The Book of Jobs | The Great Debate:
Working at Foxconn is nothing like that. Surveillance cameras are ubiquitous; “military” protocols the sneaker factories abolished in the early nineties govern every little process; countless rules seem intended purely to subjugate; and security guards are friends with no one, as Sun Danyong learned when an iPhone prototype in his car went missing in the summer of 2009. Foxconn security searched, interrogated, and tortured Sun in episodes he described bitterly to friends. The more he thought about it, the angrier he became.
So he jumped out of his 12th-story window to protest the perverse pathology that values inanimate objects over the humans that make them. Nowhere in his final text messages or chat transcripts did he mention long hours or low wages. The first news reports focused on Foxconn’s draconian confidentiality and non-compete agreements; in ensuing interviews with the Hong Kong labor rights organization Students & Scholars Against Corporate Misbehaviour (SACOM), workers focused mostly on military training, standing, and other practices they described as “nonsense.”
But the nonsense works better closer to home. Excerpts of Adam Lashinsky’s new exploration of Apple’s vaunted “culture of collaboration,” Inside Apple: How America’s Most Admired–And Secretive–Company Really Works, detail a policy prohibiting employees from talking to one another about any topic about which both parties have not yet been officially “disclosed” — Distortionspeak for “cleared to discuss” — by a higher authority.

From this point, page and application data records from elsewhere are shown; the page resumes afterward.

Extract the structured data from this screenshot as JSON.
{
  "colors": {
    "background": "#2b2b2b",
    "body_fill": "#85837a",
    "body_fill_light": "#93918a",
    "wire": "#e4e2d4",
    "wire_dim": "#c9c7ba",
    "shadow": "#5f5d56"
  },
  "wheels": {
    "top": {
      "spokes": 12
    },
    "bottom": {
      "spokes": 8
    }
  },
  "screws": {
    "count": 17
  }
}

To be clear: Enforcing such a policy at a company that prides itself on collaboration is pretty much the textbook definition of “Orwellian.” It is also good for shareholder value and a practice that has stood the test of time: Forbidding workers from talking to one another keeps wages down, especially when senior management has struck deals with its rivals (as Apple allegedly did) agreeing to refrain from poaching one another’s talent.